}

NOTE we don’t need to check default(T) for null since we are dealing with either value types or structs! This also means we can safely assume T valueToCheck will not be null; Remember here that T? is shorthand Nullable<T> so by adding the extension to Nullable<T> we get the method in int?, double?, bool? etc.

Examples:

double? x = null;
x.IsNullOrDefault(); //true

int? y = 3;
y.IsNullOrDefault(); //false

bool? z = false;
z.IsNullOrDefault(); //true

Questions:
Answers:

I agree with using the ?? operator.
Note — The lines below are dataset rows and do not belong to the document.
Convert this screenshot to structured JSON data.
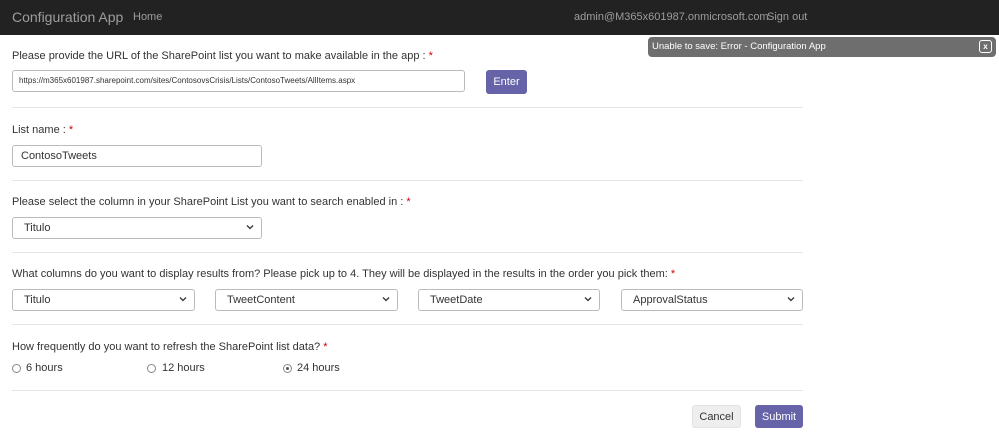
{
  "navbar": {
    "brand": "Configuration App",
    "home": "Home",
    "user": "admin@M365x601987.onmicrosoft.com",
    "signout": "Sign out"
  },
  "toast": {
    "message": "Unable to save: Error - Configuration App",
    "close": "x"
  },
  "form": {
    "url": {
      "label": "Please provide the URL of the SharePoint list you want to make available in the app : ",
      "value": "https://m365x601987.sharepoint.com/sites/ContosovsCrisis/Lists/ContosoTweets/AllItems.aspx",
      "enter_label": "Enter"
    },
    "list_name": {
      "label": "List name : ",
      "value": "ContosoTweets"
    },
    "search_column": {
      "label": "Please select the column in your SharePoint List you want to search enabled in : ",
      "selected": "Titulo"
    },
    "display_columns": {
      "label": "What columns do you want to display results from? Please pick up to 4. They will be displayed in the results in the order you pick them: ",
      "selected": [
        "Titulo",
        "TweetContent",
        "TweetDate",
        "ApprovalStatus"
      ]
    },
    "refresh": {
      "label": "How frequently do you want to refresh the SharePoint list data? ",
      "options": [
        "6 hours",
        "12 hours",
        "24 hours"
      ],
      "selected": "24 hours"
    },
    "required_marker": "*",
    "cancel_label": "Cancel",
    "submit_label": "Submit"
  },
  "colors": {
    "navbar_bg": "#222222",
    "primary": "#6663a9",
    "required": "#cc0000",
    "toast_bg": "#6e6e6e"
  },
  "icons": {
    "select": "chevron-down-icon",
    "toast_close": "close-icon"
  }
}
If you’re dealing with strings use if(String.IsNullOrEmpty(myStr))

Questions:
Answers:

You code sample will fail. If obj is null then the obj.ToString() will result in a null reference exception. I’d short cut the process and check for a null obj at the start of your helper function. As to your actual question, what’s the type you’re checking for null or zero? On String there’s a great IsNullOrEmpty function, seems to me this would be a great use of extension methods to implement an IsNullOrZero method on the int? type.

Edit: Remember, the ‘?’ is just compiler sugar for the INullable type, so you could probably take an INullable as the parm and then jsut compare it to null (parm == null) and if not null compare to zero.
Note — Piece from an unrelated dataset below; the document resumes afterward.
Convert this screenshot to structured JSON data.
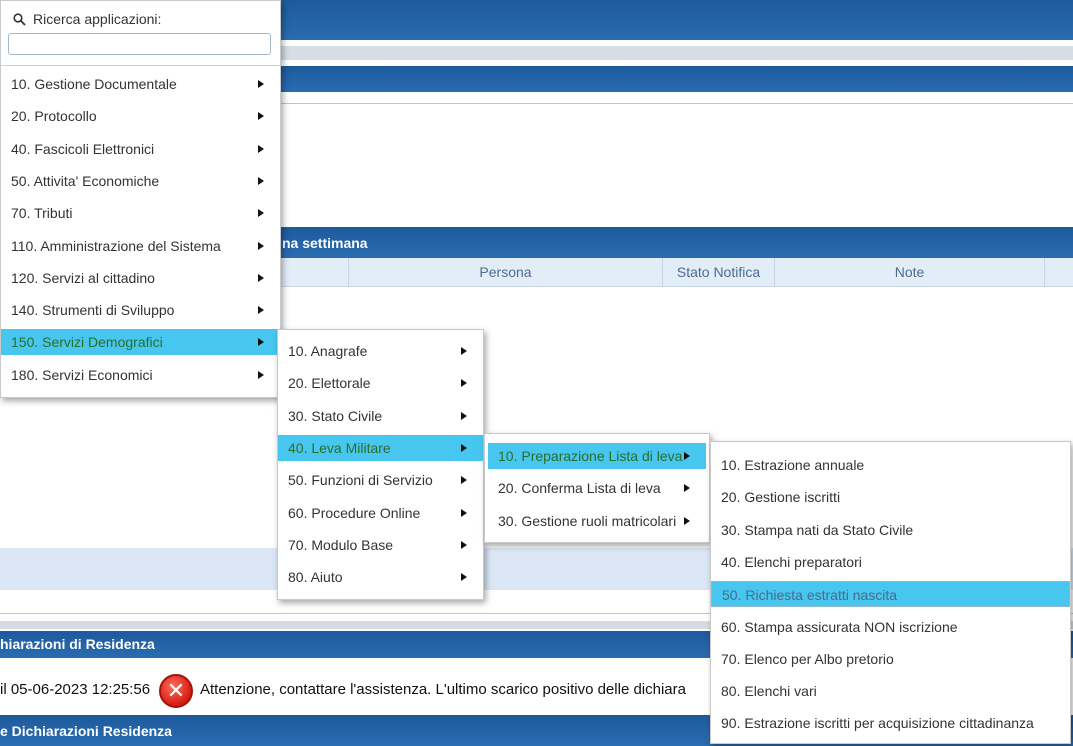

Questions:
Answers:
public static bool nz(object obj)
{
    return obj == null || obj.Equals(Activator.CreateInstance(obj.GetType()));
}

Questions:
Answers:

is there a better way?

Well, if you are really looking for a better way, you can probably add another layer of abstraction on top of Rate.
Well here is something I just came up with using Nullable Design Pattern.

using System;
using System.Collections.Generic;

namespace NullObjectPatternTest
{
    public class Program
    {
        public static void Main(string[] args)
        {
            var items = new List
                            {
                                new Item(RateFactory.Create(20)),
                                new Item(RateFactory.Create(null))
                            };

            PrintPricesForItems(items);
        }

        private static void PrintPricesForItems(IEnumerable items)
        {
            foreach (var item in items)
                Console.WriteLine("Item Price: {0:C}", item.GetPrice());
        }
    }

    public abstract class ItemBase
    {
        public abstract Rate Rate { get; }
        public int GetPrice()
        {
            // There is NO need to check if Rate == 0 or Rate == null
            return 1 * Rate.Value;
        }
    }

    public class Item : ItemBase
    {
        private readonly Rate _Rate;
        public override Rate Rate { get { return _Rate; } }
        public Item(Rate rate) { _Rate = rate; }
    }

    public sealed class RateFactory
    {
        public static Rate Create(int? rateValue)
        {
            if (!rateValue || rateValue == 0) 
                return new NullRate();
            return new Rate(rateValue);
        }
    }

    public class Rate
    {
        public int Value { get; set; }
        public virtual bool HasValue { get { return (Value > 0); } }
        public Rate(int value) { Value = value; }
    }

    public class NullRate : Rate
    {
        public override bool HasValue { get { return false; } }
        public NullRate() : base(0) { }
    }
}

Questions:
Answers:
class Item{  
 bool IsNullOrZero{ get{return ((this.Rate ?? 0) == 0);}}
}

Questions:
Answers:

Don’t forget, for strings, you can always use:

String.IsNullOrEmpty(str)

Instead of:

str==null || str==""